▸ **WHAT TO DO**
Copy out each line of the listing below where the string "account" appears.

▸ **EXCERPTED DATA**
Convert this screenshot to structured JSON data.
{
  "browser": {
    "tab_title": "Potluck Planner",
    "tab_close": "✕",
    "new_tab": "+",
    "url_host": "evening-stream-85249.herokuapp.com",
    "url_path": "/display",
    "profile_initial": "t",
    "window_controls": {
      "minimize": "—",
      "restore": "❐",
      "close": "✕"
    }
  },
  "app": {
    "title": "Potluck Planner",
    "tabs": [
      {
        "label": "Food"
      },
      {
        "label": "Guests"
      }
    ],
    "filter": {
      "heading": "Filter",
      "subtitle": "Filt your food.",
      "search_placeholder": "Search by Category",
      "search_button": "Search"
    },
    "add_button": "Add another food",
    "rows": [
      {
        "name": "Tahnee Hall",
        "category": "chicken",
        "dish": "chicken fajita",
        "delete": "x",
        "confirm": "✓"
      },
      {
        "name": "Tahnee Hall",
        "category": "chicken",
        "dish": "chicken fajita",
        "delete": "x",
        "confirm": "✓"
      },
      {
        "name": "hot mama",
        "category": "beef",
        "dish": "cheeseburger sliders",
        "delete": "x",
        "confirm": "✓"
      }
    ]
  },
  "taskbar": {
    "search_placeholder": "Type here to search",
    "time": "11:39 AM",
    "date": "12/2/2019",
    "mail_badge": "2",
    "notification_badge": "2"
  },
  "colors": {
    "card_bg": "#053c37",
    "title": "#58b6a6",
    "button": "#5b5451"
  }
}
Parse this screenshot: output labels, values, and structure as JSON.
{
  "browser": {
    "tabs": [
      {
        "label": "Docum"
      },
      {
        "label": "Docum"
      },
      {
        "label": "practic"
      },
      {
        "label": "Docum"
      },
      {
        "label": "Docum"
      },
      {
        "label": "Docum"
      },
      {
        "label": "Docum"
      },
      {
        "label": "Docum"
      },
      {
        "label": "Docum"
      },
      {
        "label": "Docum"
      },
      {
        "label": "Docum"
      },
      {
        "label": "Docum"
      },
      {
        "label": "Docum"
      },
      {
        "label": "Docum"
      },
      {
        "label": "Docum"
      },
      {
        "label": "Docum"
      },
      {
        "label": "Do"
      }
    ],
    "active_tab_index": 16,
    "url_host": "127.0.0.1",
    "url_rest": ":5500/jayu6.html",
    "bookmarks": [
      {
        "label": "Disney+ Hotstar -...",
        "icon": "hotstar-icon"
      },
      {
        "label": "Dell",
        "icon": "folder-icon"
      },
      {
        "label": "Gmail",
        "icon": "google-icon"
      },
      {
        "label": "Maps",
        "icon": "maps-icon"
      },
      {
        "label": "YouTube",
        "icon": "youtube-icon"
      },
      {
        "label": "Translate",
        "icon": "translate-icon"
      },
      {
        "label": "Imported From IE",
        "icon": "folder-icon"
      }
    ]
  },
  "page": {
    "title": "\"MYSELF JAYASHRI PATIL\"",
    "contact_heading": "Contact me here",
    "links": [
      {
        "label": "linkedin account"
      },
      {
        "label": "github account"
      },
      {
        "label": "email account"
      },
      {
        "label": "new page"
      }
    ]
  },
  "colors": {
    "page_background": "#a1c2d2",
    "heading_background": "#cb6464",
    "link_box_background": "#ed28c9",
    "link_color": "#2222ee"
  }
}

▸ **RESPONSE**
        "label": "linkedin account"
        "label": "github account"
        "label": "email account"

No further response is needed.